▶ [HOW TO COMPLETE THIS TASK]
Using the listing below, report each line holding the string "name".

--- SOURCE INFORMATION Enclosed Below ---

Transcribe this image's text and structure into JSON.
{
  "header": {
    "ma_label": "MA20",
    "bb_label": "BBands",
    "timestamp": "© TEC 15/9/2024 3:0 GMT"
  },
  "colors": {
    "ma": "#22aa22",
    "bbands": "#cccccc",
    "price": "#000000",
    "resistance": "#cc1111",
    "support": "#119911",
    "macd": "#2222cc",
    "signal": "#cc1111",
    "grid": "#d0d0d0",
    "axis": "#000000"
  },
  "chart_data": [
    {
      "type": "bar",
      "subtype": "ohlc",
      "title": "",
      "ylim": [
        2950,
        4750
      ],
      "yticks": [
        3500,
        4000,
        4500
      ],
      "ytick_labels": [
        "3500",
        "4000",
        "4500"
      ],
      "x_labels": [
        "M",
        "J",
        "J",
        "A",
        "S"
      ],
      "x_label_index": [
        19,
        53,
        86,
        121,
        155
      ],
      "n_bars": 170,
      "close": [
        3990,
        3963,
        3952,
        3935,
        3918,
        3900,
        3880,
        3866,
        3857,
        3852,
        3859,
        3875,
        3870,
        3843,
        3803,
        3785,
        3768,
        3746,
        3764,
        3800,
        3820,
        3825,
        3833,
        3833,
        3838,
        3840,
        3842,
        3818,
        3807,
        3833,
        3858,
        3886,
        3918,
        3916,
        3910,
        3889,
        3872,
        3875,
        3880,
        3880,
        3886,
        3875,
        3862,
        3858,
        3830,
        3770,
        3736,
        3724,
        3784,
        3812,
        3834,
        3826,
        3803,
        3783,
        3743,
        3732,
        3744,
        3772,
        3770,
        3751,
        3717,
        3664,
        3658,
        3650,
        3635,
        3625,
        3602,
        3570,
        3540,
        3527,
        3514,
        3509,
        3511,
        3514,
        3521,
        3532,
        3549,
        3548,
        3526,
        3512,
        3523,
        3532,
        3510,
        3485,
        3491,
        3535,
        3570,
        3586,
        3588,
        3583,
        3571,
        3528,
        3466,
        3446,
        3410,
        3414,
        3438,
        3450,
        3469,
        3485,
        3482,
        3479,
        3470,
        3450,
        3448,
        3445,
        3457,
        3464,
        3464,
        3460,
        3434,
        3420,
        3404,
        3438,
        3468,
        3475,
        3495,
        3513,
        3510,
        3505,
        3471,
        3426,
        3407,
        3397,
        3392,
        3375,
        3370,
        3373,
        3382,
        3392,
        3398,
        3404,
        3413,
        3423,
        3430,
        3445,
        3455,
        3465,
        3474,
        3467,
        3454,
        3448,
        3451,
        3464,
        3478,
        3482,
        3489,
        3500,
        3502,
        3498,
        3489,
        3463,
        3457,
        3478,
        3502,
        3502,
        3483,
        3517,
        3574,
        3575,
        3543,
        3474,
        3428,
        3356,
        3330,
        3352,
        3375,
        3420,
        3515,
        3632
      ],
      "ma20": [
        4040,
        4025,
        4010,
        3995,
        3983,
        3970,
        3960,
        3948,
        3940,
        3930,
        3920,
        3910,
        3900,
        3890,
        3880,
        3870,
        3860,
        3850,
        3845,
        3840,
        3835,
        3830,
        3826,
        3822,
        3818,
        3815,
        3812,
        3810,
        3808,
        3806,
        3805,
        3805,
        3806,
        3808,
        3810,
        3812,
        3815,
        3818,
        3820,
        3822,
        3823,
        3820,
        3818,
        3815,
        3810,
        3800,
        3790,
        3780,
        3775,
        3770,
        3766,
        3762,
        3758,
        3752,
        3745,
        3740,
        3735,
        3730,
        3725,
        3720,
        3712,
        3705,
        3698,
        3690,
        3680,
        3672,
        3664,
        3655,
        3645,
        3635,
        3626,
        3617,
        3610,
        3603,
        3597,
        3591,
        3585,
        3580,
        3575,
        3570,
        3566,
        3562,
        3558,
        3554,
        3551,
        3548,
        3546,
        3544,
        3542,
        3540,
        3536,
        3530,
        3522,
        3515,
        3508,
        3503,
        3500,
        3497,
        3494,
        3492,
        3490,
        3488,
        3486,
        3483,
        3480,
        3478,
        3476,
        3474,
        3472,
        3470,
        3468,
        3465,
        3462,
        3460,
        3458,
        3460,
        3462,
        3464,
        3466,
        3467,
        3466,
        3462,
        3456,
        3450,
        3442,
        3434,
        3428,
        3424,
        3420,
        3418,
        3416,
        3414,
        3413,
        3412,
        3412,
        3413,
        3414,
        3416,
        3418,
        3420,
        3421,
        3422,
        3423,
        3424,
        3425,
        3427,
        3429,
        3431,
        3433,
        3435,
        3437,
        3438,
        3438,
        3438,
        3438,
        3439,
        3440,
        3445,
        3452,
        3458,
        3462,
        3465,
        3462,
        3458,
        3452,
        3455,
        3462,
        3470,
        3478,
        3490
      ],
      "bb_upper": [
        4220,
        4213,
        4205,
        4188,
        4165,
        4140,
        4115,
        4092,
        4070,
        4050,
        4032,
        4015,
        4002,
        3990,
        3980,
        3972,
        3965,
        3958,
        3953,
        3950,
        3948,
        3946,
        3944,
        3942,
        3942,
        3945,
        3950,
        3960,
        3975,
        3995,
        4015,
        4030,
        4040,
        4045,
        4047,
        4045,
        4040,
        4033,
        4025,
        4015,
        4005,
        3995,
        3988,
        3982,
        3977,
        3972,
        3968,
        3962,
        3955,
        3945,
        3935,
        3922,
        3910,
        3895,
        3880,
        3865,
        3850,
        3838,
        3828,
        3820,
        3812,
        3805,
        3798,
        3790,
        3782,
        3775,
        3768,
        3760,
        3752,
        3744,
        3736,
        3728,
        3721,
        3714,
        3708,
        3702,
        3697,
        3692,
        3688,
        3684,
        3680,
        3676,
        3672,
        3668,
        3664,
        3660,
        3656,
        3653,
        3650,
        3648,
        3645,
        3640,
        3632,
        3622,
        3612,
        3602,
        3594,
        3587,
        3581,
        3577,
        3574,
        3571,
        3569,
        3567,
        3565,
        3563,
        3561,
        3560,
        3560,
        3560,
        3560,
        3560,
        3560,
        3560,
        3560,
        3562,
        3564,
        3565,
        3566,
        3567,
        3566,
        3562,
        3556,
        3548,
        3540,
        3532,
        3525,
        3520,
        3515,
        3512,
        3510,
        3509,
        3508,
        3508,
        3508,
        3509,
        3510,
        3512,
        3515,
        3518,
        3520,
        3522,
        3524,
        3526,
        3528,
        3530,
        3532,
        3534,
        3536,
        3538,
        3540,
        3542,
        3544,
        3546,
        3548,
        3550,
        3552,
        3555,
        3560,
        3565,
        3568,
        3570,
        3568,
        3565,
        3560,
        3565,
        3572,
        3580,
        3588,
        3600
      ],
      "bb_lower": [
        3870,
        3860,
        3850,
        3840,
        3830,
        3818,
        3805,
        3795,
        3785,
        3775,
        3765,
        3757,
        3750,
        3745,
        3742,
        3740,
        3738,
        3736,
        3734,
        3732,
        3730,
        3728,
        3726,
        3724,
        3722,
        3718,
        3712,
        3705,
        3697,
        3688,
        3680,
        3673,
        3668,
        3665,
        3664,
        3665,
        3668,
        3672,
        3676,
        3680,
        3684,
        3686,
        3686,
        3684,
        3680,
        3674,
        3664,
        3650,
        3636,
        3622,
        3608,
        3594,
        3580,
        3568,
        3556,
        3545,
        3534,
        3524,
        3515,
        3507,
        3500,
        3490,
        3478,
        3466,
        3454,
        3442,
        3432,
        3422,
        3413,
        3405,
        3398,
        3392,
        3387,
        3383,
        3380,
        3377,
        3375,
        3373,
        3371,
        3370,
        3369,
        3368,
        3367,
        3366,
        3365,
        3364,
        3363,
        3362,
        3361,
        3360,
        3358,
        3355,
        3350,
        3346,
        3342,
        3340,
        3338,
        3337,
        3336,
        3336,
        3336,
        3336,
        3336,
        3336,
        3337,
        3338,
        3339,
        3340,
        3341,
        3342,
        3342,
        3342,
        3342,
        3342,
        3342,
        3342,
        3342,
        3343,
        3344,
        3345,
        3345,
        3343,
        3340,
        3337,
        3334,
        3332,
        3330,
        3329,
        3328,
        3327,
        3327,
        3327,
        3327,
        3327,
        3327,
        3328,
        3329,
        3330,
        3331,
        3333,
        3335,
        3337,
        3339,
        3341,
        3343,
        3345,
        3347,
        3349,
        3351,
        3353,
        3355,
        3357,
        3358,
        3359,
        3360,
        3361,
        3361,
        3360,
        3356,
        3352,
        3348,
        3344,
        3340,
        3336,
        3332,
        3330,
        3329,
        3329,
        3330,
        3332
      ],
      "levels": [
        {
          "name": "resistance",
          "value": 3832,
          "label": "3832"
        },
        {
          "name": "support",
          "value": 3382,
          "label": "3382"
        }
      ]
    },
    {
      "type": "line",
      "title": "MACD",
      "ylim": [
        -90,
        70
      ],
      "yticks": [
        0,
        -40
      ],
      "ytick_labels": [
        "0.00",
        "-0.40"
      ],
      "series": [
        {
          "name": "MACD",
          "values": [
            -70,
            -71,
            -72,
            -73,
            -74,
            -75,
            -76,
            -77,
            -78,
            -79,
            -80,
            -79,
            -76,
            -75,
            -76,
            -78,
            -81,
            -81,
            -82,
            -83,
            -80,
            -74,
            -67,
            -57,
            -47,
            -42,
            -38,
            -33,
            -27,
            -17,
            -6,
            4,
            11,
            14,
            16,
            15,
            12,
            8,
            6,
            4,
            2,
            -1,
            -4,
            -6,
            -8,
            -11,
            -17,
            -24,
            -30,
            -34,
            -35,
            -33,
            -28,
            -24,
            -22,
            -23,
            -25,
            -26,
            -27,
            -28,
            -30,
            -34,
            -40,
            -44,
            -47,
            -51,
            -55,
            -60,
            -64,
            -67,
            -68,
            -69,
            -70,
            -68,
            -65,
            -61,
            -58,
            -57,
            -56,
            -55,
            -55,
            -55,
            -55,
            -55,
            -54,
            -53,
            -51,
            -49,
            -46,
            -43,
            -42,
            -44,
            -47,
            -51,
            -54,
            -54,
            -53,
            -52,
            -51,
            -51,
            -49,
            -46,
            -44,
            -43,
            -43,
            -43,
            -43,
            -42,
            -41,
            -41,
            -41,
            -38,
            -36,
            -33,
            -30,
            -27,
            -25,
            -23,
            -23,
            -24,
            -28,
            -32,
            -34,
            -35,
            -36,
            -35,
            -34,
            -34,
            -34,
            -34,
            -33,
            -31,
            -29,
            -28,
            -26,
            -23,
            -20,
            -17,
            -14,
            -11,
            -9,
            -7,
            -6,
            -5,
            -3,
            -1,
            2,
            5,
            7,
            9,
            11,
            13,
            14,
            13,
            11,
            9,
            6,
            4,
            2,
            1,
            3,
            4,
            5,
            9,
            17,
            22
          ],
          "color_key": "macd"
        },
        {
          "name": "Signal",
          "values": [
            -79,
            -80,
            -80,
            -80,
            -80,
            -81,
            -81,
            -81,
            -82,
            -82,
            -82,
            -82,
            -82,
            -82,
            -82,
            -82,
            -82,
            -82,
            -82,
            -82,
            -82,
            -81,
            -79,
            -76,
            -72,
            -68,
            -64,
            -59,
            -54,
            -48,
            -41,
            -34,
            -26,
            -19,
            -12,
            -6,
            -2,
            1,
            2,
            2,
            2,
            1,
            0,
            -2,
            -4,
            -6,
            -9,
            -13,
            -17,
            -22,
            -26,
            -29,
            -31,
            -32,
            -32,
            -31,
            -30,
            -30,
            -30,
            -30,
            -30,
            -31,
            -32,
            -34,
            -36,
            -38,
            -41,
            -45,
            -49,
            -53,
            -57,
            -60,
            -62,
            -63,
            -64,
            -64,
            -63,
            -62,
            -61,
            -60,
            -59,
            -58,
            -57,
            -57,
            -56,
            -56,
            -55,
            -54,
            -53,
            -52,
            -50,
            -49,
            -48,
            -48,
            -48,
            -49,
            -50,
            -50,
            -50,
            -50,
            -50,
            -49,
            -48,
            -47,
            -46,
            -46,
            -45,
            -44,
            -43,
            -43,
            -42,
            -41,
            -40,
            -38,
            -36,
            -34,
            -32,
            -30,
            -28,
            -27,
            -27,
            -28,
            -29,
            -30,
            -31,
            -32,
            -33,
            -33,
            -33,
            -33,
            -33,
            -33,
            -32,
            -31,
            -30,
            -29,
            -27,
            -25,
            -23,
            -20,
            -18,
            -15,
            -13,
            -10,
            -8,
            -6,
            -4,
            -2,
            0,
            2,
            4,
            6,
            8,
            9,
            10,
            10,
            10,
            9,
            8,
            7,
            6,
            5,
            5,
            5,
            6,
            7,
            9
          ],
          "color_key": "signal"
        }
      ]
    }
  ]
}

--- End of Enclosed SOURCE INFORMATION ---

▶ [WRITTEN SOLUTION]
          "name": "resistance",
          "name": "support",
          "name": "MACD",
          "name": "Signal",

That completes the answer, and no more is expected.